On the other end, his 6.4 rebounds per game are helping shore up another major weakness from last season. According to, the current Spiders are 107th in Division I in defensive rebounding percentage. Last season, they finished 289th. Richmond also is allowing just 0.85 points per possession (12th in Division I, adjusted for schedule) and is 11th in the nation in two-point FG percentage allowed (38.9).

Having already been tested by some solid competition, the defense should remain solid, thanks to the comfort the Spiders' core has developed playing with each other for the past couple of seasons. If Richmond can get Geriot going and fine-tune the offensive balance that's still a bit off-kilter, there's potential for a legit A-10 run.

"We've played well and we've been tough -- in South Padre, that was the case -- but I don't think there's been a game where we can say, 'Yeah, that was our A-game,'" Geriot said.

In fact, it may have been the Spiders' most disappointing game thus far -- a road loss at William & Mary (itself a surprising success story with 6-2 record that includes a win at Wake Forest) -- that set the tone for the South Padre sweep.

"Our approach the next day in practice and for the next couple of games was great," Geriot said. "It showed we were mature enough to handle that. I think we realize now that [kind of] loss shouldn't affect us for the next game. There shouldn't be a day off."

That mental growth will continue to be tested. The Spiders wasted a 12-point first-half lead at VCU and now head to South Carolina before visiting No. 13 Florida. These nonconference tests -- and the way Richmond responds to another tough loss -- could go a long way toward determining how serious Richmond's NCAA tournament aspirations are.
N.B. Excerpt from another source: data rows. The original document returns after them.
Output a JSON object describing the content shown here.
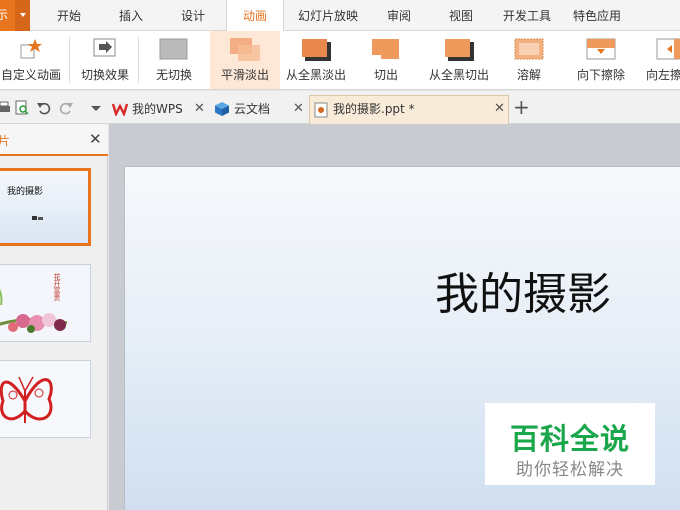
{
  "menu": {
    "app_label": "示",
    "tabs": [
      "开始",
      "插入",
      "设计",
      "动画",
      "幻灯片放映",
      "审阅",
      "视图",
      "开发工具",
      "特色应用"
    ],
    "active_tab": "动画"
  },
  "ribbon": {
    "custom_animation": "自定义动画",
    "transition_effect": "切换效果",
    "transitions": [
      "无切换",
      "平滑淡出",
      "从全黑淡出",
      "切出",
      "从全黑切出",
      "溶解",
      "向下擦除",
      "向左擦"
    ],
    "selected_transition": "平滑淡出"
  },
  "doctabs": {
    "tabs": [
      {
        "label": "我的WPS",
        "icon": "wps-logo-icon"
      },
      {
        "label": "云文档",
        "icon": "cloud-cube-icon"
      },
      {
        "label": "我的摄影.ppt *",
        "icon": "ppt-file-icon"
      }
    ],
    "active": "我的摄影.ppt *"
  },
  "leftpanel": {
    "title": "片",
    "thumb1_title": "我的摄影",
    "thumb2_caption": "花开富贵"
  },
  "slide": {
    "title": "我的摄影"
  },
  "watermark": {
    "title": "百科全说",
    "subtitle": "助你轻松解决"
  },
  "colors": {
    "accent": "#e8741e",
    "watermark_green": "#1aa64a"
  }
}
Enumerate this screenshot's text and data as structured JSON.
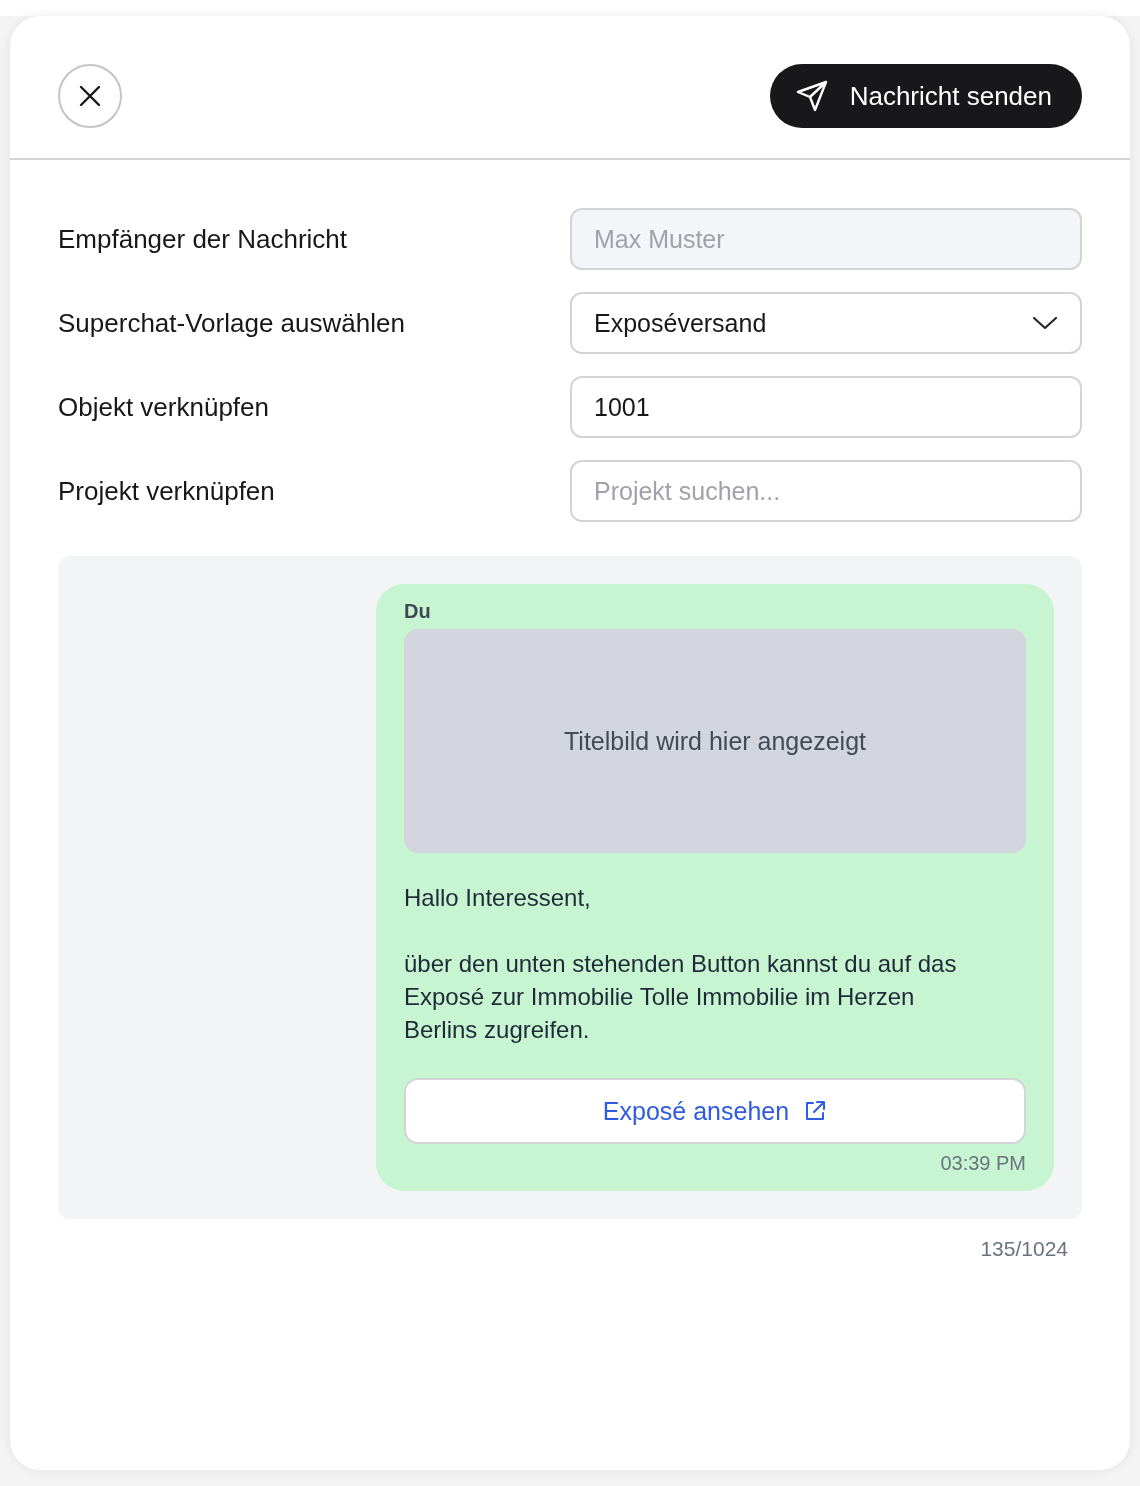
{
  "header": {
    "send_button": {
      "label": "Nachricht senden"
    }
  },
  "fields": [
    {
      "label": "Empfänger der Nachricht",
      "kind": "disabled",
      "placeholder": "Max Muster"
    },
    {
      "label": "Superchat-Vorlage auswählen",
      "kind": "select",
      "value": "Exposéversand"
    },
    {
      "label": "Objekt verknüpfen",
      "kind": "input",
      "value": "1001"
    },
    {
      "label": "Projekt verknüpfen",
      "kind": "input",
      "placeholder": "Projekt suchen..."
    }
  ],
  "preview": {
    "sender": "Du",
    "image_caption": "Titelbild wird hier angezeigt",
    "paragraphs": [
      "Hallo Interessent,",
      "über den unten stehenden Button kannst du auf das Exposé zur Immobilie Tolle Immobilie im Herzen Berlins zugreifen."
    ],
    "link_button": {
      "label": "Exposé ansehen"
    },
    "time": "03:39 PM"
  },
  "counter": "135/1024"
}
The best part of this dream, though, is that Mooney and Richmond don't appear likely to wake up from it anytime soon. Next season, the Spiders will lose Gonzalvez, but will have three starters back and are adding a very well regarded freshman class. (This despite the fact that Richmond was slapped in November with two years of probation over illegal calls and text messages sent by a since-departed assistant coach in 2007. Mooney wasn't implicated directly in any of the contacts.)

Mooney's decision to bolt Air Force for Richmond looked shocking five years ago. But with hindsight, it appears to have been prescient. Mooney's predecessor, Joe Scott, failed in his homecoming move to Princeton and ended up at the University of Denver. Mooney's successor, Jeff Bzdelik, coaxed an NCAA bid in the first of his two seasons at Air Force, but left for Colorado and has yet to turn the Buffaloes around. Jeff Reynolds, the current Falcons coach, suffered through an 0-16 Mountain West campaign last season as the talent level in the program returned closer to historic levels.

Is it safe to say now that Richmond might be the best job any of those men hold? You're not dreaming.